Dan Granett


Artist Statement

Photography is an art and a science. Straddling both for over 5 decades gives me a perspective that welcomes technical breakthroughs in optics and software that “cheat nature” out of what we naively thought were limits to her laws.  Some of my photos are software derived composites of many focal plane slices of small subjects that could not be captured with such clarity otherwise. Extending my senses turns me on.  An amplifier that converts the ultrasonic voices of insects into human audible sounds, a visualizer of the normally invisible electromagnetic fields we are swimming in, – if it takes gadgets to extract some beauty out of the vast sea of energy and particles that is our reality, that’s just fine.

Chris Tedesco

Glass Art

Artist Statement:
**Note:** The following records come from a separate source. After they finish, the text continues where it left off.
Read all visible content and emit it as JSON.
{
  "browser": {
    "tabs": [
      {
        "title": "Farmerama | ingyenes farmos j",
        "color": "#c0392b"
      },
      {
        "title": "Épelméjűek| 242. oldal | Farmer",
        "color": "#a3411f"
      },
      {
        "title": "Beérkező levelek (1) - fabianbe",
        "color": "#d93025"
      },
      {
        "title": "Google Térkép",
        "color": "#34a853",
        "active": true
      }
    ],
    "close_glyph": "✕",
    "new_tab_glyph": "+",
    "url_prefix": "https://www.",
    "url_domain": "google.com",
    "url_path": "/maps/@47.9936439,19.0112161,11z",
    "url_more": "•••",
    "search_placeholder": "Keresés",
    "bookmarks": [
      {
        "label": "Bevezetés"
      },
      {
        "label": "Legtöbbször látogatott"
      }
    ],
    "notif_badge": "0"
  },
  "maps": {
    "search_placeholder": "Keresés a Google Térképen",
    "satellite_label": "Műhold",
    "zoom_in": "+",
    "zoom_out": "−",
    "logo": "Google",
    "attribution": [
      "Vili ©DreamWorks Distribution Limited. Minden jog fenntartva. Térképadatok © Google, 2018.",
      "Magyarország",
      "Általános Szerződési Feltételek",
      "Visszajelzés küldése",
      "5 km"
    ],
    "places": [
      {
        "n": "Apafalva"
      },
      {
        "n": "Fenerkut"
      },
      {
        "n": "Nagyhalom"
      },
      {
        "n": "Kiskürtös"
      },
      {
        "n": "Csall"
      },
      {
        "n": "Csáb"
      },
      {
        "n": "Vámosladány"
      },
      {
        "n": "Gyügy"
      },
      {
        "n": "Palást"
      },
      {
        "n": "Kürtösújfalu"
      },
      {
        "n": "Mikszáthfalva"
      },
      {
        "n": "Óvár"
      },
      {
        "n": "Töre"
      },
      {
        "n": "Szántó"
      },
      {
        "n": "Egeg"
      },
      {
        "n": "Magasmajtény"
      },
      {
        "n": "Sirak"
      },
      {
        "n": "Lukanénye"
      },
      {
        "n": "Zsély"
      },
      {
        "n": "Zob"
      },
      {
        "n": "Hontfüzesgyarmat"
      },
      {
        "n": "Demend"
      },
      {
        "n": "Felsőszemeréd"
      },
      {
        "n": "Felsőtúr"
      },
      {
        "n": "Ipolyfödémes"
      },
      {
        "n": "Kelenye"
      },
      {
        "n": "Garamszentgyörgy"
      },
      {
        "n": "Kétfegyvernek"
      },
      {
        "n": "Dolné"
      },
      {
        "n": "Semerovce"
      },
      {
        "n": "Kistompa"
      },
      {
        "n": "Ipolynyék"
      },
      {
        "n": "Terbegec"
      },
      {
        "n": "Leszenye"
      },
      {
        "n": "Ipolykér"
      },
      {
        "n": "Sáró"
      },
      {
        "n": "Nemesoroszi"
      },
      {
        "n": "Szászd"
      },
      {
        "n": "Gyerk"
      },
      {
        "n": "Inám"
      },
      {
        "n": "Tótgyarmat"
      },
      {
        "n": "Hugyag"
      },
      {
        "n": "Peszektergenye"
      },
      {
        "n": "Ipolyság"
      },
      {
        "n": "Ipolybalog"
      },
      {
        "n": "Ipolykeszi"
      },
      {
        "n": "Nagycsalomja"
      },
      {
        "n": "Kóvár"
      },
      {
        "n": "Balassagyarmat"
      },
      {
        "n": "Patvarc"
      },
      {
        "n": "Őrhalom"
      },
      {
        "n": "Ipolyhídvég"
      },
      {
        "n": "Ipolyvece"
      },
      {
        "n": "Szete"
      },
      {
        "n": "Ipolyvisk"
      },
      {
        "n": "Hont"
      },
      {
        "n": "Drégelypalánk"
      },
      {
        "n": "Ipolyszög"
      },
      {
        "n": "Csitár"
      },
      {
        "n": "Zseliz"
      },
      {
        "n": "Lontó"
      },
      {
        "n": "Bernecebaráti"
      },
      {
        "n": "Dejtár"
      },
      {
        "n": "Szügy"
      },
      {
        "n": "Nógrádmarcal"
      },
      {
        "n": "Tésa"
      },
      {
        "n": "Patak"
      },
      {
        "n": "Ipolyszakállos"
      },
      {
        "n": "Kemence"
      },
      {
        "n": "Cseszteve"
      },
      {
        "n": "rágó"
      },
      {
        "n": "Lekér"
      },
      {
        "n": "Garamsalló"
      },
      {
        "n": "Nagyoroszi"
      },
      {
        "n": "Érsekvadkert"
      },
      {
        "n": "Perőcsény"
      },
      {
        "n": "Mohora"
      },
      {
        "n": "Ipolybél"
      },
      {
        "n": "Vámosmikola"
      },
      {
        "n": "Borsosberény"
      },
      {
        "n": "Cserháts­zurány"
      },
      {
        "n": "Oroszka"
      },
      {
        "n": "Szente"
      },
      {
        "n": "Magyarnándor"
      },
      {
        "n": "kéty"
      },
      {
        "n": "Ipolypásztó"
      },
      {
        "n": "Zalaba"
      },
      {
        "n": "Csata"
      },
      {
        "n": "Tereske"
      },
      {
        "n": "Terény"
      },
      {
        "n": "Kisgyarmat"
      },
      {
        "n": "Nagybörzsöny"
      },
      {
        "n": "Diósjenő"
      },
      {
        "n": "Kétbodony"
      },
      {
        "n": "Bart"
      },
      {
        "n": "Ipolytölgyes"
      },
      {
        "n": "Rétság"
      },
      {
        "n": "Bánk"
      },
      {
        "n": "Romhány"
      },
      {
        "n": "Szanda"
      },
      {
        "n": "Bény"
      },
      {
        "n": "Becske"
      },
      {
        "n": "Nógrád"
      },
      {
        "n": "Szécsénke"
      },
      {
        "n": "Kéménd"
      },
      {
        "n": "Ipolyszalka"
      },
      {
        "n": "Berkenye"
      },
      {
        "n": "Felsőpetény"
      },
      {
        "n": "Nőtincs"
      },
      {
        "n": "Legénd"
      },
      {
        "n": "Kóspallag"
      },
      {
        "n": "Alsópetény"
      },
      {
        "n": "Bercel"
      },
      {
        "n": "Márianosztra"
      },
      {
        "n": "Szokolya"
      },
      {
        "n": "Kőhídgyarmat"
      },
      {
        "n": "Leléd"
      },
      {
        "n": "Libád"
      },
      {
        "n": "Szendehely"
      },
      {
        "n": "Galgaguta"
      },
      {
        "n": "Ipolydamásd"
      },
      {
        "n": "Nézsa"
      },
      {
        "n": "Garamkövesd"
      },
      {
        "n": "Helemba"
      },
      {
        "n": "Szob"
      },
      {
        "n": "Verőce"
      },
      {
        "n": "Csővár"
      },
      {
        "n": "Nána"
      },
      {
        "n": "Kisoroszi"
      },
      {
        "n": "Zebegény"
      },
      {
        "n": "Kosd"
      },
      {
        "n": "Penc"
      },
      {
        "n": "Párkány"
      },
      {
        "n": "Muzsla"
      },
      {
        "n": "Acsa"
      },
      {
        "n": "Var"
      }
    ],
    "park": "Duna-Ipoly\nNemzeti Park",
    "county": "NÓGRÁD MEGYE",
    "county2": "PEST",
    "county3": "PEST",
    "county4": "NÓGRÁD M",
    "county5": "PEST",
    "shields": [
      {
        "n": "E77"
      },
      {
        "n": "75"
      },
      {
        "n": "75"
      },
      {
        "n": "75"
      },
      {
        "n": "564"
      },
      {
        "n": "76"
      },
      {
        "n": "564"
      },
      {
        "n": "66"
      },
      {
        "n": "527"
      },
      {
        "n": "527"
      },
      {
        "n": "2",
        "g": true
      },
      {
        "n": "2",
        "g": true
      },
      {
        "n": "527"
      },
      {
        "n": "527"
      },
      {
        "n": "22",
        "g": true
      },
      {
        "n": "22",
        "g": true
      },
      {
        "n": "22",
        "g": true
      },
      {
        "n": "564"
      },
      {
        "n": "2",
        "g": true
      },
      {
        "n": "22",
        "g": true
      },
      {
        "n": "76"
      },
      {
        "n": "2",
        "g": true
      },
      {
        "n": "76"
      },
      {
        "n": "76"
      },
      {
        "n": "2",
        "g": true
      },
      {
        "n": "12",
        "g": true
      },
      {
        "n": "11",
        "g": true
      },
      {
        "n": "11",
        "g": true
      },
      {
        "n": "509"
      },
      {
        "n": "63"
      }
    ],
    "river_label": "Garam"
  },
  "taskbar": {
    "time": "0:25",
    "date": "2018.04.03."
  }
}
“In my work, glass is transformed into three dimensional paintings of light and color. Complicated techniques used in the making of these pieces fade away as the presence of the artwork makes itself felt. The intention of my work is to create an environment for the viewer- a place where one feels encouraged to ponder and reflect.”

Elizabeth Zanzinger

Oil Painting

Artist Statement:

Elizabeth Zanzinger is an emerging artist from the San Francisco Bay Area. The developing theme in Elizabeth’s work explores the relationship between humanity and nature. Both are consuming forces in daily life, whether through technological advances or the inevitable decay of all things.  She views the life of an artist as a journey through continually evolving processes, whether the focus is technical or conceptual. She explores the beauty in that journey, the process, and the rendered material form with all of the work she creates.